[Page and application data records]
..............................
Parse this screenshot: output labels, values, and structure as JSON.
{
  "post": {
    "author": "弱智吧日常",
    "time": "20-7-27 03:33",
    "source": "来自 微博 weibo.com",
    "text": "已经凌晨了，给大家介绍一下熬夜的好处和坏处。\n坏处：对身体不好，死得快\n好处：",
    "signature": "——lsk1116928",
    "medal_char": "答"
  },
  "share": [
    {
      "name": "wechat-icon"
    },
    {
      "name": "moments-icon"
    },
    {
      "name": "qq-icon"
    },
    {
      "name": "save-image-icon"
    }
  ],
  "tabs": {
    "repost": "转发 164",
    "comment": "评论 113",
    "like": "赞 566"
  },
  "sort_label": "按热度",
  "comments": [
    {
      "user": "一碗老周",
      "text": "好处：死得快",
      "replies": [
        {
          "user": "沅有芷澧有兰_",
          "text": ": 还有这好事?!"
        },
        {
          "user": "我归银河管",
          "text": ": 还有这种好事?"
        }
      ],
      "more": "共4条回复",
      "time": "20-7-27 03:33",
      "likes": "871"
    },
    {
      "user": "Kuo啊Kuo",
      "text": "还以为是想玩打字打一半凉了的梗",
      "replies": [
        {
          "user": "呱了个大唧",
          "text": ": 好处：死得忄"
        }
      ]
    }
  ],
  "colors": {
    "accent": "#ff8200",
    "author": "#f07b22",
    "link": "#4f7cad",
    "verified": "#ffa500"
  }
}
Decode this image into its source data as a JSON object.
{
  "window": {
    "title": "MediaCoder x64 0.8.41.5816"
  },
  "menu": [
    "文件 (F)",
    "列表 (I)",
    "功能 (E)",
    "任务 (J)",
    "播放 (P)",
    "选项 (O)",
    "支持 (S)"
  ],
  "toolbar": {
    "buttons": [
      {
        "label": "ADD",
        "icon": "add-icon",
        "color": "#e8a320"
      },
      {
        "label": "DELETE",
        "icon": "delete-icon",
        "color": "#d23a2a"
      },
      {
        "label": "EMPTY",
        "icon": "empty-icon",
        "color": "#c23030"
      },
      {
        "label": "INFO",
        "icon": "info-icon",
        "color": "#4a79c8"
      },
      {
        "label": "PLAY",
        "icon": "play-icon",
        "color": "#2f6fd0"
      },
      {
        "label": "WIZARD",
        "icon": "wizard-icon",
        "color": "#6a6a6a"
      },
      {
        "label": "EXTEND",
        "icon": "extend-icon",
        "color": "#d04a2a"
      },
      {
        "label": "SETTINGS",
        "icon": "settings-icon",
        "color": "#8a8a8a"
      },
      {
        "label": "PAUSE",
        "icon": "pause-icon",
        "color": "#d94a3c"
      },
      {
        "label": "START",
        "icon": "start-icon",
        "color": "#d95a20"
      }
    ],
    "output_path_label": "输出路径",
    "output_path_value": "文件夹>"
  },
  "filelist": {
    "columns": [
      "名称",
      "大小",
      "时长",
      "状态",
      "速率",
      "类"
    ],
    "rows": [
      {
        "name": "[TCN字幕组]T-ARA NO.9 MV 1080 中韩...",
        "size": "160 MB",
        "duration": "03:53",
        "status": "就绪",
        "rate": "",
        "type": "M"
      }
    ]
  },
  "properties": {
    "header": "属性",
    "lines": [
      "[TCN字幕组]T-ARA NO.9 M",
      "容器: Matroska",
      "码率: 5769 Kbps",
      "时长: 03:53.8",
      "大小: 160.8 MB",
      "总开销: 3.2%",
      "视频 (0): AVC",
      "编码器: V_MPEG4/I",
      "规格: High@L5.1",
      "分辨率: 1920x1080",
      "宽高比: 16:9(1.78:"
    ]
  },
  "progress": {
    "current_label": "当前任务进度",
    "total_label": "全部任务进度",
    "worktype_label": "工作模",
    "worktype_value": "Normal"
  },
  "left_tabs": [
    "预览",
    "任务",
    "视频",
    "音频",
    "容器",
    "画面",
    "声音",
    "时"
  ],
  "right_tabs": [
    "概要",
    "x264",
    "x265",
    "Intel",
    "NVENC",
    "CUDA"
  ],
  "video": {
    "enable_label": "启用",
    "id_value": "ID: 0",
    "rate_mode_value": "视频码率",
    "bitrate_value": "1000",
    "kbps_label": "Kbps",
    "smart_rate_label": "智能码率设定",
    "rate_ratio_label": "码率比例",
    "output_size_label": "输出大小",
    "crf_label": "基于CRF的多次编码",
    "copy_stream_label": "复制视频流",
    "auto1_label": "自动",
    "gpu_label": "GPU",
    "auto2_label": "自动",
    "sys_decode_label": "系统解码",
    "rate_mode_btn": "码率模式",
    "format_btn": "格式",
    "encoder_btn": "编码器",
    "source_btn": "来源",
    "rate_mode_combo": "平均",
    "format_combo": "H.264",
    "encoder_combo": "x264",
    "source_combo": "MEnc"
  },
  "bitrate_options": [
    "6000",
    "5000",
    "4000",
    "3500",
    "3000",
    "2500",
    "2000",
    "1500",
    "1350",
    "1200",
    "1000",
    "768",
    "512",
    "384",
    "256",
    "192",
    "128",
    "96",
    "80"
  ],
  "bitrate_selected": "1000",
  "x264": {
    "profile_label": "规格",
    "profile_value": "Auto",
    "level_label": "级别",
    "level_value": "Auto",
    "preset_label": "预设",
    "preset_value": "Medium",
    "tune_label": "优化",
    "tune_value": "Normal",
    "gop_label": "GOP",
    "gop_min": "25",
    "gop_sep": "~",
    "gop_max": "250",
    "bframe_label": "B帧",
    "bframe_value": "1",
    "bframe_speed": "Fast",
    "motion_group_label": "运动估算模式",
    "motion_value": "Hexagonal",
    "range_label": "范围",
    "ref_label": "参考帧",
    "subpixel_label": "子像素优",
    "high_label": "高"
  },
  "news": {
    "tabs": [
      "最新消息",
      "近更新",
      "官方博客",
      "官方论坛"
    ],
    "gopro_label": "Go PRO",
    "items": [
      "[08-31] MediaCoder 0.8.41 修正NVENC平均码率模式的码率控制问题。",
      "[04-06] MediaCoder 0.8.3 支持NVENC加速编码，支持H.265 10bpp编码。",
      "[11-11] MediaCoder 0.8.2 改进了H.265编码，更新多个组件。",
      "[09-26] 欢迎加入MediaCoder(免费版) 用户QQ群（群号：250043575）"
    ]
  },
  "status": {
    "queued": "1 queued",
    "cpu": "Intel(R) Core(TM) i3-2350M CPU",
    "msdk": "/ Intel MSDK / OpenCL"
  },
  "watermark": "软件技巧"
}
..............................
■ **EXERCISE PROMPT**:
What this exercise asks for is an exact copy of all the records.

■ **EXERCISE SOLUTION**:
Parse this screenshot: output labels, values, and structure as JSON.
{
  "post": {
    "author": "弱智吧日常",
    "time": "20-7-27 03:33",
    "source": "来自 微博 weibo.com",
    "text": "已经凌晨了，给大家介绍一下熬夜的好处和坏处。\n坏处：对身体不好，死得快\n好处：",
    "signature": "——lsk1116928",
    "medal_char": "答"
  },
  "share": [
    {
      "name": "wechat-icon"
    },
    {
      "name": "moments-icon"
    },
    {
      "name": "qq-icon"
    },
    {
      "name": "save-image-icon"
    }
  ],
  "tabs": {
    "repost": "转发 164",
    "comment": "评论 113",
    "like": "赞 566"
  },
  "sort_label": "按热度",
  "comments": [
    {
      "user": "一碗老周",
      "text": "好处：死得快",
      "replies": [
        {
          "user": "沅有芷澧有兰_",
          "text": ": 还有这好事?!"
        },
        {
          "user": "我归银河管",
          "text": ": 还有这种好事?"
        }
      ],
      "more": "共4条回复",
      "time": "20-7-27 03:33",
      "likes": "871"
    },
    {
      "user": "Kuo啊Kuo",
      "text": "还以为是想玩打字打一半凉了的梗",
      "replies": [
        {
          "user": "呱了个大唧",
          "text": ": 好处：死得忄"
        }
      ]
    }
  ],
  "colors": {
    "accent": "#ff8200",
    "author": "#f07b22",
    "link": "#4f7cad",
    "verified": "#ffa500"
  }
}
Decode this image into its source data as a JSON object.
{
  "window": {
    "title": "MediaCoder x64 0.8.41.5816"
  },
  "menu": [
    "文件 (F)",
    "列表 (I)",
    "功能 (E)",
    "任务 (J)",
    "播放 (P)",
    "选项 (O)",
    "支持 (S)"
  ],
  "toolbar": {
    "buttons": [
      {
        "label": "ADD",
        "icon": "add-icon",
        "color": "#e8a320"
      },
      {
        "label": "DELETE",
        "icon": "delete-icon",
        "color": "#d23a2a"
      },
      {
        "label": "EMPTY",
        "icon": "empty-icon",
        "color": "#c23030"
      },
      {
        "label": "INFO",
        "icon": "info-icon",
        "color": "#4a79c8"
      },
      {
        "label": "PLAY",
        "icon": "play-icon",
        "color": "#2f6fd0"
      },
      {
        "label": "WIZARD",
        "icon": "wizard-icon",
        "color": "#6a6a6a"
      },
      {
        "label": "EXTEND",
        "icon": "extend-icon",
        "color": "#d04a2a"
      },
      {
        "label": "SETTINGS",
        "icon": "settings-icon",
        "color": "#8a8a8a"
      },
      {
        "label": "PAUSE",
        "icon": "pause-icon",
        "color": "#d94a3c"
      },
      {
        "label": "START",
        "icon": "start-icon",
        "color": "#d95a20"
      }
    ],
    "output_path_label": "输出路径",
    "output_path_value": "文件夹>"
  },
  "filelist": {
    "columns": [
      "名称",
      "大小",
      "时长",
      "状态",
      "速率",
      "类"
    ],
    "rows": [
      {
        "name": "[TCN字幕组]T-ARA NO.9 MV 1080 中韩...",
        "size": "160 MB",
        "duration": "03:53",
        "status": "就绪",
        "rate": "",
        "type": "M"
      }
    ]
  },
  "properties": {
    "header": "属性",
    "lines": [
      "[TCN字幕组]T-ARA NO.9 M",
      "容器: Matroska",
      "码率: 5769 Kbps",
      "时长: 03:53.8",
      "大小: 160.8 MB",
      "总开销: 3.2%",
      "视频 (0): AVC",
      "编码器: V_MPEG4/I",
      "规格: High@L5.1",
      "分辨率: 1920x1080",
      "宽高比: 16:9(1.78:"
    ]
  },
  "progress": {
    "current_label": "当前任务进度",
    "total_label": "全部任务进度",
    "worktype_label": "工作模",
    "worktype_value": "Normal"
  },
  "left_tabs": [
    "预览",
    "任务",
    "视频",
    "音频",
    "容器",
    "画面",
    "声音",
    "时"
  ],
  "right_tabs": [
    "概要",
    "x264",
    "x265",
    "Intel",
    "NVENC",
    "CUDA"
  ],
  "video": {
    "enable_label": "启用",
    "id_value": "ID: 0",
    "rate_mode_value": "视频码率",
    "bitrate_value": "1000",
    "kbps_label": "Kbps",
    "smart_rate_label": "智能码率设定",
    "rate_ratio_label": "码率比例",
    "output_size_label": "输出大小",
    "crf_label": "基于CRF的多次编码",
    "copy_stream_label": "复制视频流",
    "auto1_label": "自动",
    "gpu_label": "GPU",
    "auto2_label": "自动",
    "sys_decode_label": "系统解码",
    "rate_mode_btn": "码率模式",
    "format_btn": "格式",
    "encoder_btn": "编码器",
    "source_btn": "来源",
    "rate_mode_combo": "平均",
    "format_combo": "H.264",
    "encoder_combo": "x264",
    "source_combo": "MEnc"
  },
  "bitrate_options": [
    "6000",
    "5000",
    "4000",
    "3500",
    "3000",
    "2500",
    "2000",
    "1500",
    "1350",
    "1200",
    "1000",
    "768",
    "512",
    "384",
    "256",
    "192",
    "128",
    "96",
    "80"
  ],
  "bitrate_selected": "1000",
  "x264": {
    "profile_label": "规格",
    "profile_value": "Auto",
    "level_label": "级别",
    "level_value": "Auto",
    "preset_label": "预设",
    "preset_value": "Medium",
    "tune_label": "优化",
    "tune_value": "Normal",
    "gop_label": "GOP",
    "gop_min": "25",
    "gop_sep": "~",
    "gop_max": "250",
    "bframe_label": "B帧",
    "bframe_value": "1",
    "bframe_speed": "Fast",
    "motion_group_label": "运动估算模式",
    "motion_value": "Hexagonal",
    "range_label": "范围",
    "ref_label": "参考帧",
    "subpixel_label": "子像素优",
    "high_label": "高"
  },
  "news": {
    "tabs": [
      "最新消息",
      "近更新",
      "官方博客",
      "官方论坛"
    ],
    "gopro_label": "Go PRO",
    "items": [
      "[08-31] MediaCoder 0.8.41 修正NVENC平均码率模式的码率控制问题。",
      "[04-06] MediaCoder 0.8.3 支持NVENC加速编码，支持H.265 10bpp编码。",
      "[11-11] MediaCoder 0.8.2 改进了H.265编码，更新多个组件。",
      "[09-26] 欢迎加入MediaCoder(免费版) 用户QQ群（群号：250043575）"
    ]
  },
  "status": {
    "queued": "1 queued",
    "cpu": "Intel(R) Core(TM) i3-2350M CPU",
    "msdk": "/ Intel MSDK / OpenCL"
  },
  "watermark": "软件技巧"
}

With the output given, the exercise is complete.